Data records Start Marker
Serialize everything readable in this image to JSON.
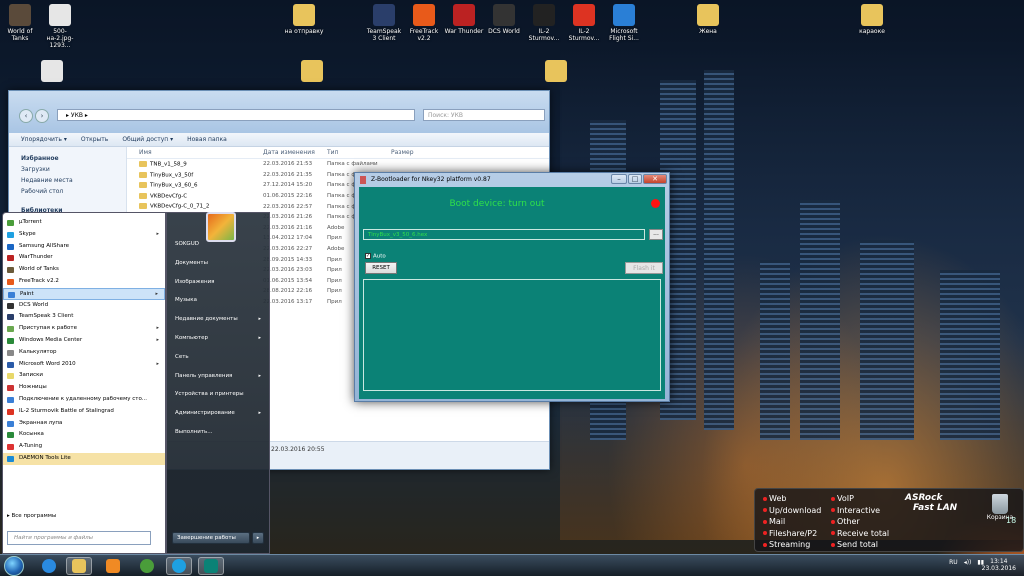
{
  "desktop": {
    "icons": [
      {
        "label": "World of Tanks",
        "x": "",
        "color": "#5a4a3a"
      },
      {
        "label": "500-на-2.jpg-1293...",
        "color": "#e6e6e6"
      },
      {
        "label": "на отправку",
        "color": "#e8c45c"
      },
      {
        "label": "TeamSpeak 3 Client",
        "color": "#2a3e6a"
      },
      {
        "label": "FreeTrack v2.2",
        "color": "#e85a1a"
      },
      {
        "label": "War Thunder",
        "color": "#b22"
      },
      {
        "label": "DCS World",
        "color": "#333"
      },
      {
        "label": "IL-2 Sturmov...",
        "color": "#222"
      },
      {
        "label": "IL-2 Sturmov...",
        "color": "#d32"
      },
      {
        "label": "Microsoft Flight Si...",
        "color": "#2a7fd6"
      },
      {
        "label": "Жена",
        "color": "#e8c45c"
      },
      {
        "label": "караоке",
        "color": "#e8c45c"
      }
    ]
  },
  "explorer": {
    "address": "▸ УКВ ▸",
    "search_placeholder": "Поиск: УКВ",
    "toolbar": {
      "organize": "Упорядочить ▾",
      "open": "Открыть",
      "share": "Общий доступ ▾",
      "new_folder": "Новая папка"
    },
    "sidebar": {
      "favorites": "Избранное",
      "downloads": "Загрузки",
      "recent": "Недавние места",
      "desktop": "Рабочий стол",
      "libraries": "Библиотеки"
    },
    "columns": {
      "name": "Имя",
      "date": "Дата изменения",
      "type": "Тип",
      "size": "Размер"
    },
    "rows": [
      {
        "name": "TNB_v1_58_9",
        "date": "22.03.2016 21:53",
        "type": "Папка с файлами"
      },
      {
        "name": "TinyBux_v3_50f",
        "date": "22.03.2016 21:35",
        "type": "Папка с файлами"
      },
      {
        "name": "TinyBux_v3_60_6",
        "date": "27.12.2014 15:20",
        "type": "Папка с файлами"
      },
      {
        "name": "VKBDevCfg-C",
        "date": "01.06.2015 22:16",
        "type": "Папка с файлами"
      },
      {
        "name": "VKBDevCfg-C_0_71_2",
        "date": "22.03.2016 22:57",
        "type": "Папка с файлами"
      },
      {
        "name": "",
        "date": "22.03.2016 21:26",
        "type": "Папка с файлами"
      },
      {
        "name": "",
        "date": "22.03.2016 21:16",
        "type": "Adobe"
      },
      {
        "name": "",
        "date": "13.04.2012 17:04",
        "type": "Прил"
      },
      {
        "name": "",
        "date": "22.03.2016 22:27",
        "type": "Adobe"
      },
      {
        "name": "",
        "date": "28.09.2015 14:33",
        "type": "Прил"
      },
      {
        "name": "",
        "date": "22.03.2016 23:03",
        "type": "Прил"
      },
      {
        "name": "",
        "date": "01.06.2015 13:54",
        "type": "Прил"
      },
      {
        "name": "",
        "date": "28.08.2012 22:16",
        "type": "Прил"
      },
      {
        "name": "",
        "date": "22.03.2016 13:17",
        "type": "Прил"
      }
    ],
    "footer_date": "22.03.2016 20:55"
  },
  "start_menu": {
    "items": [
      {
        "label": "µTorrent",
        "color": "#4a9d3a",
        "arrow": ""
      },
      {
        "label": "Skype",
        "color": "#1ea0e1",
        "arrow": "▸"
      },
      {
        "label": "Samsung AllShare",
        "color": "#1a66c4",
        "arrow": ""
      },
      {
        "label": "WarThunder",
        "color": "#b22",
        "arrow": ""
      },
      {
        "label": "World of Tanks",
        "color": "#6b5b3a",
        "arrow": ""
      },
      {
        "label": "FreeTrack v2.2",
        "color": "#e85a1a",
        "arrow": ""
      },
      {
        "label": "Paint",
        "color": "#3a7fd6",
        "arrow": "▸"
      },
      {
        "label": "DCS World",
        "color": "#333",
        "arrow": ""
      },
      {
        "label": "TeamSpeak 3 Client",
        "color": "#2a3e6a",
        "arrow": ""
      },
      {
        "label": "Приступая к работе",
        "color": "#6aa84f",
        "arrow": "▸"
      },
      {
        "label": "Windows Media Center",
        "color": "#2a8a3a",
        "arrow": "▸"
      },
      {
        "label": "Калькулятор",
        "color": "#888",
        "arrow": ""
      },
      {
        "label": "Microsoft Word 2010",
        "color": "#2a5aa8",
        "arrow": "▸"
      },
      {
        "label": "Записки",
        "color": "#e8d86a",
        "arrow": ""
      },
      {
        "label": "Ножницы",
        "color": "#c33",
        "arrow": ""
      },
      {
        "label": "Подключение к удаленному рабочему сто...",
        "color": "#3a7fd6",
        "arrow": ""
      },
      {
        "label": "IL-2 Sturmovik Battle of Stalingrad",
        "color": "#d32",
        "arrow": ""
      },
      {
        "label": "Экранная лупа",
        "color": "#3a7fd6",
        "arrow": ""
      },
      {
        "label": "Косынка",
        "color": "#2a8a3a",
        "arrow": ""
      },
      {
        "label": "A-Tuning",
        "color": "#d33",
        "arrow": ""
      },
      {
        "label": "DAEMON Tools Lite",
        "color": "#1a8ad6",
        "arrow": ""
      }
    ],
    "all_programs": "▸  Все программы",
    "search_placeholder": "Найти программы и файлы",
    "right_items": [
      {
        "label": "SOKGUD",
        "arrow": ""
      },
      {
        "label": "Документы",
        "arrow": ""
      },
      {
        "label": "Изображения",
        "arrow": ""
      },
      {
        "label": "Музыка",
        "arrow": ""
      },
      {
        "label": "Недавние документы",
        "arrow": "▸"
      },
      {
        "label": "Компьютер",
        "arrow": "▸"
      },
      {
        "label": "Сеть",
        "arrow": ""
      },
      {
        "label": "Панель управления",
        "arrow": "▸"
      },
      {
        "label": "Устройства и принтеры",
        "arrow": ""
      },
      {
        "label": "Администрирование",
        "arrow": "▸"
      },
      {
        "label": "Выполнить...",
        "arrow": ""
      }
    ],
    "shutdown": "Завершение работы",
    "shutdown_arrow": "▸"
  },
  "bootloader": {
    "title": "Z-Bootloader for Nkey32 platform v0.87",
    "status": "Boot device: turn out",
    "path": "TinyBux_v3_50_6.hex",
    "browse": "...",
    "auto_label": "Auto",
    "auto_checked": "✓",
    "reset": "RESET",
    "flash": "Flash it",
    "min": "–",
    "max": "□",
    "close": "✕"
  },
  "asrock": {
    "rows": [
      [
        "Web",
        "VoIP"
      ],
      [
        "Up/download",
        "Interactive"
      ],
      [
        "Mail",
        "Other"
      ],
      [
        "Fileshare/P2",
        "Receive total"
      ],
      [
        "Streaming",
        "Send total"
      ]
    ],
    "logo": "ASRock",
    "logo2": "Fast LAN",
    "number": "18"
  },
  "recycle_bin": {
    "label": "Корзина"
  },
  "taskbar": {
    "tray_lang": "RU",
    "time": "13:14",
    "date": "23.03.2016"
  }
}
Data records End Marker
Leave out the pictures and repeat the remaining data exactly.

Serialize everything readable in this image to JSON.
{
  "desktop": {
    "icons": [
      {
        "label": "World of Tanks",
        "x": "",
        "color": "#5a4a3a"
      },
      {
        "label": "500-на-2.jpg-1293...",
        "color": "#e6e6e6"
      },
      {
        "label": "на отправку",
        "color": "#e8c45c"
      },
      {
        "label": "TeamSpeak 3 Client",
        "color": "#2a3e6a"
      },
      {
        "label": "FreeTrack v2.2",
        "color": "#e85a1a"
      },
      {
        "label": "War Thunder",
        "color": "#b22"
      },
      {
        "label": "DCS World",
        "color": "#333"
      },
      {
        "label": "IL-2 Sturmov...",
        "color": "#222"
      },
      {
        "label": "IL-2 Sturmov...",
        "color": "#d32"
      },
      {
        "label": "Microsoft Flight Si...",
        "color": "#2a7fd6"
      },
      {
        "label": "Жена",
        "color": "#e8c45c"
      },
      {
        "label": "караоке",
        "color": "#e8c45c"
      }
    ]
  },
  "explorer": {
    "address": "▸ УКВ ▸",
    "search_placeholder": "Поиск: УКВ",
    "toolbar": {
      "organize": "Упорядочить ▾",
      "open": "Открыть",
      "share": "Общий доступ ▾",
      "new_folder": "Новая папка"
    },
    "sidebar": {
      "favorites": "Избранное",
      "downloads": "Загрузки",
      "recent": "Недавние места",
      "desktop": "Рабочий стол",
      "libraries": "Библиотеки"
    },
    "columns": {
      "name": "Имя",
      "date": "Дата изменения",
      "type": "Тип",
      "size": "Размер"
    },
    "rows": [
      {
        "name": "TNB_v1_58_9",
        "date": "22.03.2016 21:53",
        "type": "Папка с файлами"
      },
      {
        "name": "TinyBux_v3_50f",
        "date": "22.03.2016 21:35",
        "type": "Папка с файлами"
      },
      {
        "name": "TinyBux_v3_60_6",
        "date": "27.12.2014 15:20",
        "type": "Папка с файлами"
      },
      {
        "name": "VKBDevCfg-C",
        "date": "01.06.2015 22:16",
        "type": "Папка с файлами"
      },
      {
        "name": "VKBDevCfg-C_0_71_2",
        "date": "22.03.2016 22:57",
        "type": "Папка с файлами"
      },
      {
        "name": "",
        "date": "22.03.2016 21:26",
        "type": "Папка с файлами"
      },
      {
        "name": "",
        "date": "22.03.2016 21:16",
        "type": "Adobe"
      },
      {
        "name": "",
        "date": "13.04.2012 17:04",
        "type": "Прил"
      },
      {
        "name": "",
        "date": "22.03.2016 22:27",
        "type": "Adobe"
      },
      {
        "name": "",
        "date": "28.09.2015 14:33",
        "type": "Прил"
      },
      {
        "name": "",
        "date": "22.03.2016 23:03",
        "type": "Прил"
      },
      {
        "name": "",
        "date": "01.06.2015 13:54",
        "type": "Прил"
      },
      {
        "name": "",
        "date": "28.08.2012 22:16",
        "type": "Прил"
      },
      {
        "name": "",
        "date": "22.03.2016 13:17",
        "type": "Прил"
      }
    ],
    "footer_date": "22.03.2016 20:55"
  },
  "start_menu": {
    "items": [
      {
        "label": "µTorrent",
        "color": "#4a9d3a",
        "arrow": ""
      },
      {
        "label": "Skype",
        "color": "#1ea0e1",
        "arrow": "▸"
      },
      {
        "label": "Samsung AllShare",
        "color": "#1a66c4",
        "arrow": ""
      },
      {
        "label": "WarThunder",
        "color": "#b22",
        "arrow": ""
      },
      {
        "label": "World of Tanks",
        "color": "#6b5b3a",
        "arrow": ""
      },
      {
        "label": "FreeTrack v2.2",
        "color": "#e85a1a",
        "arrow": ""
      },
      {
        "label": "Paint",
        "color": "#3a7fd6",
        "arrow": "▸"
      },
      {
        "label": "DCS World",
        "color": "#333",
        "arrow": ""
      },
      {
        "label": "TeamSpeak 3 Client",
        "color": "#2a3e6a",
        "arrow": ""
      },
      {
        "label": "Приступая к работе",
        "color": "#6aa84f",
        "arrow": "▸"
      },
      {
        "label": "Windows Media Center",
        "color": "#2a8a3a",
        "arrow": "▸"
      },
      {
        "label": "Калькулятор",
        "color": "#888",
        "arrow": ""
      },
      {
        "label": "Microsoft Word 2010",
        "color": "#2a5aa8",
        "arrow": "▸"
      },
      {
        "label": "Записки",
        "color": "#e8d86a",
        "arrow": ""
      },
      {
        "label": "Ножницы",
        "color": "#c33",
        "arrow": ""
      },
      {
        "label": "Подключение к удаленному рабочему сто...",
        "color": "#3a7fd6",
        "arrow": ""
      },
      {
        "label": "IL-2 Sturmovik Battle of Stalingrad",
        "color": "#d32",
        "arrow": ""
      },
      {
        "label": "Экранная лупа",
        "color": "#3a7fd6",
        "arrow": ""
      },
      {
        "label": "Косынка",
        "color": "#2a8a3a",
        "arrow": ""
      },
      {
        "label": "A-Tuning",
        "color": "#d33",
        "arrow": ""
      },
      {
        "label": "DAEMON Tools Lite",
        "color": "#1a8ad6",
        "arrow": ""
      }
    ],
    "all_programs": "▸  Все программы",
    "search_placeholder": "Найти программы и файлы",
    "right_items": [
      {
        "label": "SOKGUD",
        "arrow": ""
      },
      {
        "label": "Документы",
        "arrow": ""
      },
      {
        "label": "Изображения",
        "arrow": ""
      },
      {
        "label": "Музыка",
        "arrow": ""
      },
      {
        "label": "Недавние документы",
        "arrow": "▸"
      },
      {
        "label": "Компьютер",
        "arrow": "▸"
      },
      {
        "label": "Сеть",
        "arrow": ""
      },
      {
        "label": "Панель управления",
        "arrow": "▸"
      },
      {
        "label": "Устройства и принтеры",
        "arrow": ""
      },
      {
        "label": "Администрирование",
        "arrow": "▸"
      },
      {
        "label": "Выполнить...",
        "arrow": ""
      }
    ],
    "shutdown": "Завершение работы",
    "shutdown_arrow": "▸"
  },
  "bootloader": {
    "title": "Z-Bootloader for Nkey32 platform v0.87",
    "status": "Boot device: turn out",
    "path": "TinyBux_v3_50_6.hex",
    "browse": "...",
    "auto_label": "Auto",
    "auto_checked": "✓",
    "reset": "RESET",
    "flash": "Flash it",
    "min": "–",
    "max": "□",
    "close": "✕"
  },
  "asrock": {
    "rows": [
      [
        "Web",
        "VoIP"
      ],
      [
        "Up/download",
        "Interactive"
      ],
      [
        "Mail",
        "Other"
      ],
      [
        "Fileshare/P2",
        "Receive total"
      ],
      [
        "Streaming",
        "Send total"
      ]
    ],
    "logo": "ASRock",
    "logo2": "Fast LAN",
    "number": "18"
  },
  "recycle_bin": {
    "label": "Корзина"
  },
  "taskbar": {
    "tray_lang": "RU",
    "time": "13:14",
    "date": "23.03.2016"
  }
}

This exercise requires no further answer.